**Work item:** What is needed is a verbatim copy of the data, minus the pictures.

= = = = =

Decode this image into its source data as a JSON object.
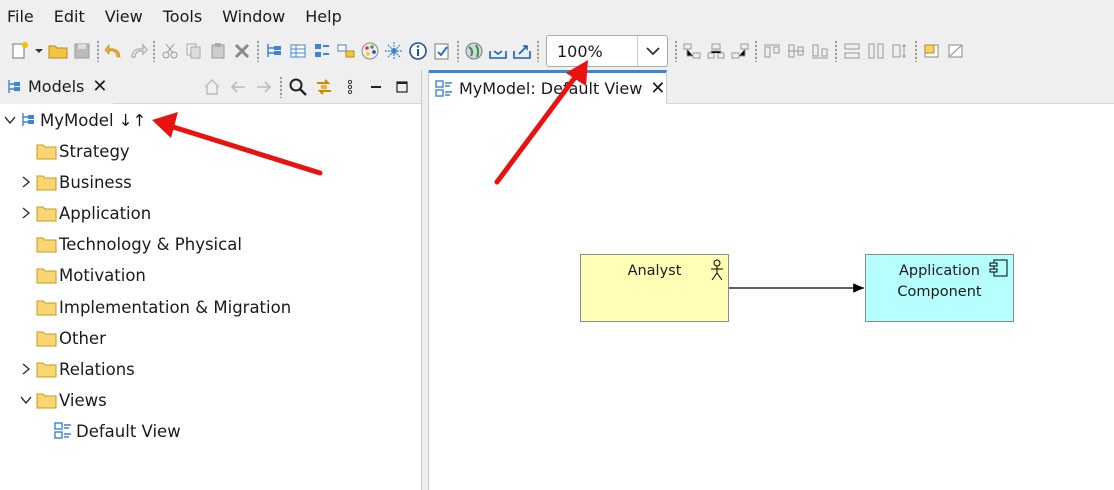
{
  "menubar": {
    "items": [
      "File",
      "Edit",
      "View",
      "Tools",
      "Window",
      "Help"
    ]
  },
  "toolbar": {
    "zoom": "100%"
  },
  "models_panel": {
    "tab_title": "Models",
    "tree": {
      "root": {
        "label": "MyModel ↓↑"
      },
      "items": [
        {
          "label": "Strategy",
          "expandable": false
        },
        {
          "label": "Business",
          "expandable": true
        },
        {
          "label": "Application",
          "expandable": true
        },
        {
          "label": "Technology & Physical",
          "expandable": false
        },
        {
          "label": "Motivation",
          "expandable": false
        },
        {
          "label": "Implementation & Migration",
          "expandable": false
        },
        {
          "label": "Other",
          "expandable": false
        },
        {
          "label": "Relations",
          "expandable": true
        },
        {
          "label": "Views",
          "expanded": true
        }
      ],
      "view_item": {
        "label": "Default View"
      }
    }
  },
  "editor": {
    "tab_title": "MyModel: Default View",
    "diagram": {
      "actor": {
        "label": "Analyst",
        "color": "#ffffb5"
      },
      "component": {
        "label_line1": "Application",
        "label_line2": "Component",
        "color": "#b5ffff"
      }
    }
  },
  "colors": {
    "accent": "#3c84d6",
    "annotation_arrow": "#e8130f"
  }
}
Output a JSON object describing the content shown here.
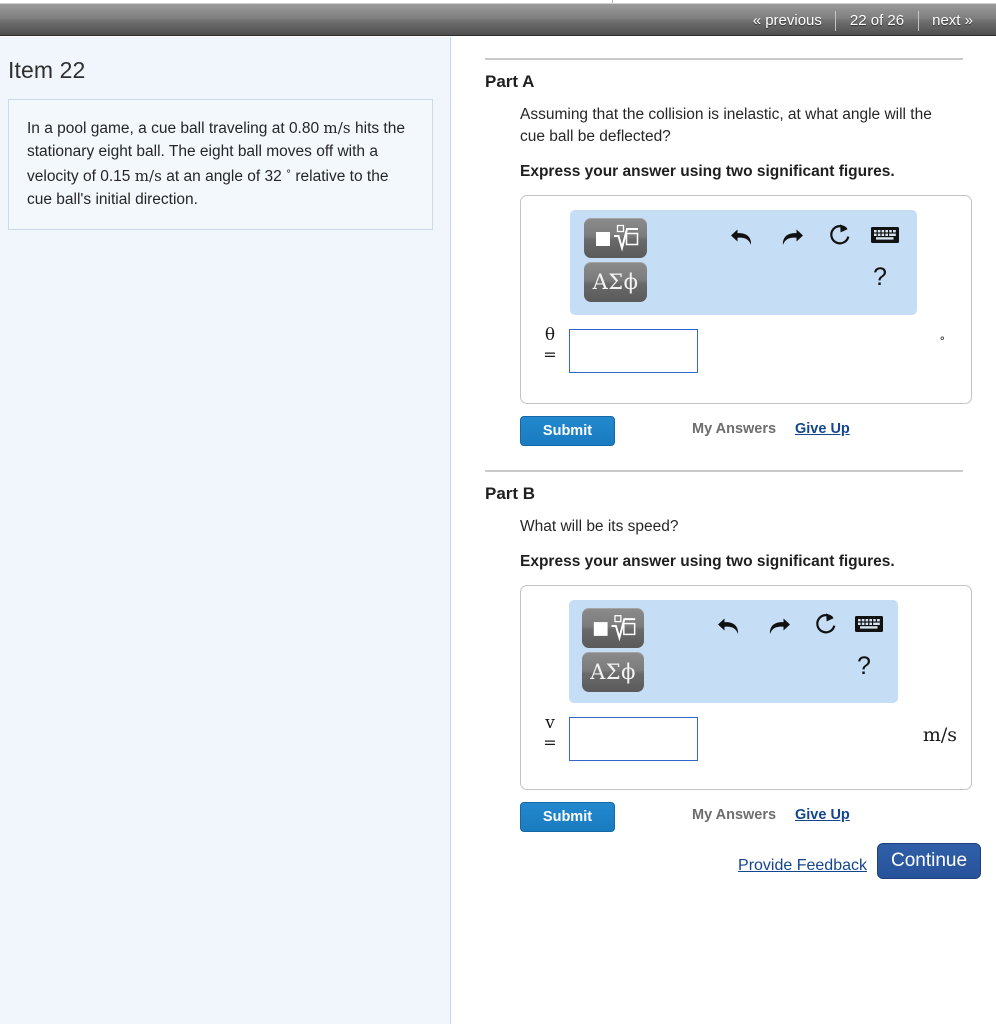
{
  "topbar": {
    "previous_label": "« previous",
    "counter_label": "22 of 26",
    "next_label": "next »"
  },
  "left_panel": {
    "item_title": "Item 22",
    "problem": {
      "seg1": "In a pool game, a cue ball traveling at 0.80 ",
      "unit1": "m/s",
      "seg2": " hits the stationary eight ball. The eight ball moves off with a velocity of 0.15 ",
      "unit2": "m/s",
      "seg3": " at an angle of 32 ",
      "degree": "°",
      "seg4": " relative to the cue ball's initial direction."
    }
  },
  "parts": [
    {
      "heading": "Part A",
      "question": "Assuming that the collision is inelastic, at what angle will the cue ball be deflected?",
      "instruction": "Express your answer using two significant figures.",
      "variable": "θ",
      "equals": "=",
      "value": "",
      "unit": "°",
      "toolbar": {
        "root_button": "root-template-button",
        "greek_button": "ΑΣϕ",
        "undo": "undo-icon",
        "redo": "redo-icon",
        "reset": "reset-icon",
        "keyboard": "keyboard-icon",
        "help": "?"
      },
      "submit_label": "Submit",
      "my_answers_label": "My Answers",
      "give_up_label": "Give Up"
    },
    {
      "heading": "Part B",
      "question": "What will be its speed?",
      "instruction": "Express your answer using two significant figures.",
      "variable": "v",
      "equals": "=",
      "value": "",
      "unit": "m/s",
      "toolbar": {
        "root_button": "root-template-button",
        "greek_button": "ΑΣϕ",
        "undo": "undo-icon",
        "redo": "redo-icon",
        "reset": "reset-icon",
        "keyboard": "keyboard-icon",
        "help": "?"
      },
      "submit_label": "Submit",
      "my_answers_label": "My Answers",
      "give_up_label": "Give Up"
    }
  ],
  "footer": {
    "provide_feedback_label": "Provide Feedback",
    "continue_label": "Continue"
  },
  "colors": {
    "link_blue": "#14458f",
    "submit_blue": "#1a7cc0",
    "continue_blue": "#27539b",
    "toolbar_blue": "#c6ddf6",
    "panel_bg": "#f1f6fd",
    "input_border": "#3366cc"
  }
}
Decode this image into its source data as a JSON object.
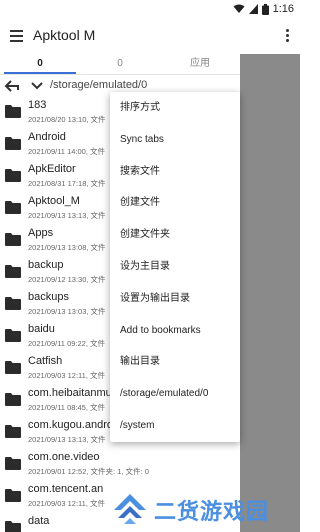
{
  "status_bar": {
    "time": "1:16"
  },
  "app_bar": {
    "title": "Apktool M"
  },
  "tabs": [
    {
      "label": "0"
    },
    {
      "label": "0"
    },
    {
      "label": "应用"
    }
  ],
  "path_bar": {
    "path": "/storage/emulated/0"
  },
  "files": [
    {
      "name": "183",
      "meta": "2021/08/20 13:10, 文件"
    },
    {
      "name": "Android",
      "meta": "2021/09/11 14:00, 文件"
    },
    {
      "name": "ApkEditor",
      "meta": "2021/08/31 17:18, 文件"
    },
    {
      "name": "Apktool_M",
      "meta": "2021/09/13 13:13, 文件"
    },
    {
      "name": "Apps",
      "meta": "2021/09/13 13:08, 文件"
    },
    {
      "name": "backup",
      "meta": "2021/09/12 13:30, 文件"
    },
    {
      "name": "backups",
      "meta": "2021/09/13 13:03, 文件"
    },
    {
      "name": "baidu",
      "meta": "2021/09/11 09:22, 文件"
    },
    {
      "name": "Catfish",
      "meta": "2021/09/03 12:11, 文件"
    },
    {
      "name": "com.heibaitanmu",
      "meta": "2021/09/11 08:45, 文件"
    },
    {
      "name": "com.kugou.andro",
      "meta": "2021/09/13 13:13, 文件"
    },
    {
      "name": "com.one.video",
      "meta": "2021/09/01 12:52, 文件夹: 1, 文件: 0"
    },
    {
      "name": "com.tencent.an",
      "meta": "2021/09/03 12:11, 文件"
    },
    {
      "name": "data",
      "meta": ""
    }
  ],
  "dropdown": {
    "items": [
      {
        "label": "排序方式"
      },
      {
        "label": "Sync tabs"
      },
      {
        "label": "搜索文件"
      },
      {
        "label": "创建文件"
      },
      {
        "label": "创建文件夹"
      },
      {
        "label": "设为主目录"
      },
      {
        "label": "设置为输出目录"
      },
      {
        "label": "Add to bookmarks"
      },
      {
        "label": "输出目录"
      },
      {
        "label": "/storage/emulated/0"
      },
      {
        "label": "/system"
      }
    ]
  },
  "watermark": {
    "text": "二货游戏园"
  }
}
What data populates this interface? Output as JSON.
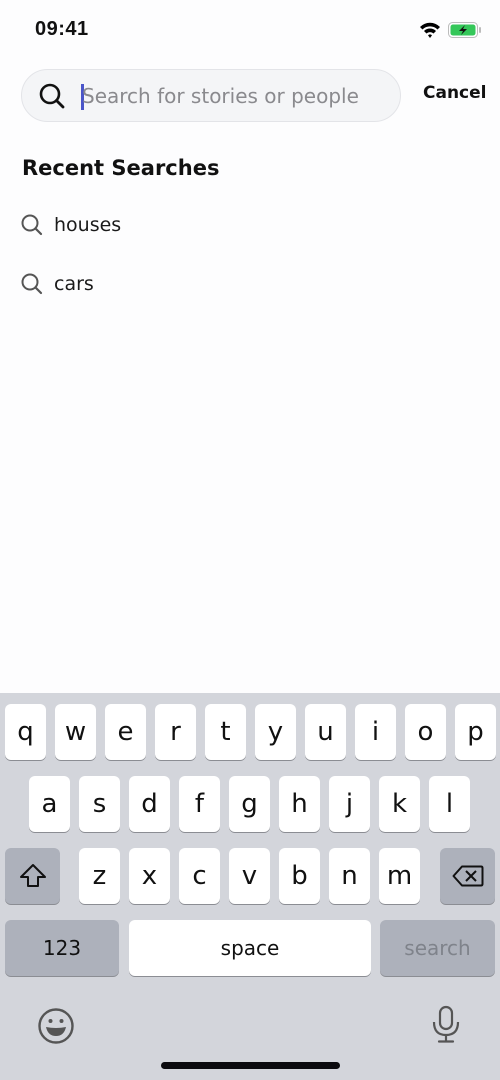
{
  "status_bar": {
    "time": "09:41",
    "battery_color": "#34c759"
  },
  "search": {
    "placeholder": "Search for stories or people",
    "value": "",
    "cancel_label": "Cancel",
    "caret_color": "#4a55c9"
  },
  "recent": {
    "title": "Recent Searches",
    "items": [
      {
        "label": "houses"
      },
      {
        "label": "cars"
      }
    ]
  },
  "keyboard": {
    "row1": [
      "q",
      "w",
      "e",
      "r",
      "t",
      "y",
      "u",
      "i",
      "o",
      "p"
    ],
    "row2": [
      "a",
      "s",
      "d",
      "f",
      "g",
      "h",
      "j",
      "k",
      "l"
    ],
    "row3": [
      "z",
      "x",
      "c",
      "v",
      "b",
      "n",
      "m"
    ],
    "numbers_label": "123",
    "space_label": "space",
    "action_label": "search",
    "icons": {
      "shift": "shift-icon",
      "delete": "delete-icon",
      "emoji": "emoji-icon",
      "mic": "microphone-icon"
    }
  }
}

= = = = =

**Completed task:**
Decode this image into its source data as a JSON object.
{
  "menubar": {
    "items": [
      "File",
      "Edit",
      "View",
      "Tools",
      "Window",
      "Help"
    ]
  },
  "toolbar": {
    "zoom": "100%"
  },
  "models_panel": {
    "tab_title": "Models",
    "tree": {
      "root": {
        "label": "MyModel ↓↑"
      },
      "items": [
        {
          "label": "Strategy",
          "expandable": false
        },
        {
          "label": "Business",
          "expandable": true
        },
        {
          "label": "Application",
          "expandable": true
        },
        {
          "label": "Technology & Physical",
          "expandable": false
        },
        {
          "label": "Motivation",
          "expandable": false
        },
        {
          "label": "Implementation & Migration",
          "expandable": false
        },
        {
          "label": "Other",
          "expandable": false
        },
        {
          "label": "Relations",
          "expandable": true
        },
        {
          "label": "Views",
          "expanded": true
        }
      ],
      "view_item": {
        "label": "Default View"
      }
    }
  },
  "editor": {
    "tab_title": "MyModel: Default View",
    "diagram": {
      "actor": {
        "label": "Analyst",
        "color": "#ffffb5"
      },
      "component": {
        "label_line1": "Application",
        "label_line2": "Component",
        "color": "#b5ffff"
      }
    }
  },
  "colors": {
    "accent": "#3c84d6",
    "annotation_arrow": "#e8130f"
  }
}
Output a JSON object describing the content shown here.
{
  "topbar": {
    "previous_label": "« previous",
    "counter_label": "22 of 26",
    "next_label": "next »"
  },
  "left_panel": {
    "item_title": "Item 22",
    "problem": {
      "seg1": "In a pool game, a cue ball traveling at 0.80 ",
      "unit1": "m/s",
      "seg2": " hits the stationary eight ball. The eight ball moves off with a velocity of 0.15 ",
      "unit2": "m/s",
      "seg3": " at an angle of 32 ",
      "degree": "°",
      "seg4": " relative to the cue ball's initial direction."
    }
  },
  "parts": [
    {
      "heading": "Part A",
      "question": "Assuming that the collision is inelastic, at what angle will the cue ball be deflected?",
      "instruction": "Express your answer using two significant figures.",
      "variable": "θ",
      "equals": "=",
      "value": "",
      "unit": "°",
      "toolbar": {
        "root_button": "root-template-button",
        "greek_button": "ΑΣϕ",
        "undo": "undo-icon",
        "redo": "redo-icon",
        "reset": "reset-icon",
        "keyboard": "keyboard-icon",
        "help": "?"
      },
      "submit_label": "Submit",
      "my_answers_label": "My Answers",
      "give_up_label": "Give Up"
    },
    {
      "heading": "Part B",
      "question": "What will be its speed?",
      "instruction": "Express your answer using two significant figures.",
      "variable": "v",
      "equals": "=",
      "value": "",
      "unit": "m/s",
      "toolbar": {
        "root_button": "root-template-button",
        "greek_button": "ΑΣϕ",
        "undo": "undo-icon",
        "redo": "redo-icon",
        "reset": "reset-icon",
        "keyboard": "keyboard-icon",
        "help": "?"
      },
      "submit_label": "Submit",
      "my_answers_label": "My Answers",
      "give_up_label": "Give Up"
    }
  ],
  "footer": {
    "provide_feedback_label": "Provide Feedback",
    "continue_label": "Continue"
  },
  "colors": {
    "link_blue": "#14458f",
    "submit_blue": "#1a7cc0",
    "continue_blue": "#27539b",
    "toolbar_blue": "#c6ddf6",
    "panel_bg": "#f1f6fd",
    "input_border": "#3366cc"
  }
}
Decode this image into its source data as a JSON object.
{
  "status_bar": {
    "time": "1:16"
  },
  "app_bar": {
    "title": "Apktool M"
  },
  "tabs": [
    {
      "label": "0"
    },
    {
      "label": "0"
    },
    {
      "label": "应用"
    }
  ],
  "path_bar": {
    "path": "/storage/emulated/0"
  },
  "files": [
    {
      "name": "183",
      "meta": "2021/08/20 13:10, 文件"
    },
    {
      "name": "Android",
      "meta": "2021/09/11 14:00, 文件"
    },
    {
      "name": "ApkEditor",
      "meta": "2021/08/31 17:18, 文件"
    },
    {
      "name": "Apktool_M",
      "meta": "2021/09/13 13:13, 文件"
    },
    {
      "name": "Apps",
      "meta": "2021/09/13 13:08, 文件"
    },
    {
      "name": "backup",
      "meta": "2021/09/12 13:30, 文件"
    },
    {
      "name": "backups",
      "meta": "2021/09/13 13:03, 文件"
    },
    {
      "name": "baidu",
      "meta": "2021/09/11 09:22, 文件"
    },
    {
      "name": "Catfish",
      "meta": "2021/09/03 12:11, 文件"
    },
    {
      "name": "com.heibaitanmu",
      "meta": "2021/09/11 08:45, 文件"
    },
    {
      "name": "com.kugou.andro",
      "meta": "2021/09/13 13:13, 文件"
    },
    {
      "name": "com.one.video",
      "meta": "2021/09/01 12:52, 文件夹: 1, 文件: 0"
    },
    {
      "name": "com.tencent.an",
      "meta": "2021/09/03 12:11, 文件"
    },
    {
      "name": "data",
      "meta": ""
    }
  ],
  "dropdown": {
    "items": [
      {
        "label": "排序方式"
      },
      {
        "label": "Sync tabs"
      },
      {
        "label": "搜索文件"
      },
      {
        "label": "创建文件"
      },
      {
        "label": "创建文件夹"
      },
      {
        "label": "设为主目录"
      },
      {
        "label": "设置为输出目录"
      },
      {
        "label": "Add to bookmarks"
      },
      {
        "label": "输出目录"
      },
      {
        "label": "/storage/emulated/0"
      },
      {
        "label": "/system"
      }
    ]
  },
  "watermark": {
    "text": "二货游戏园"
  }
}
What data populates this interface? Output as JSON.
{
  "status_bar": {
    "time": "09:41",
    "battery_color": "#34c759"
  },
  "search": {
    "placeholder": "Search for stories or people",
    "value": "",
    "cancel_label": "Cancel",
    "caret_color": "#4a55c9"
  },
  "recent": {
    "title": "Recent Searches",
    "items": [
      {
        "label": "houses"
      },
      {
        "label": "cars"
      }
    ]
  },
  "keyboard": {
    "row1": [
      "q",
      "w",
      "e",
      "r",
      "t",
      "y",
      "u",
      "i",
      "o",
      "p"
    ],
    "row2": [
      "a",
      "s",
      "d",
      "f",
      "g",
      "h",
      "j",
      "k",
      "l"
    ],
    "row3": [
      "z",
      "x",
      "c",
      "v",
      "b",
      "n",
      "m"
    ],
    "numbers_label": "123",
    "space_label": "space",
    "action_label": "search",
    "icons": {
      "shift": "shift-icon",
      "delete": "delete-icon",
      "emoji": "emoji-icon",
      "mic": "microphone-icon"
    }
  }
}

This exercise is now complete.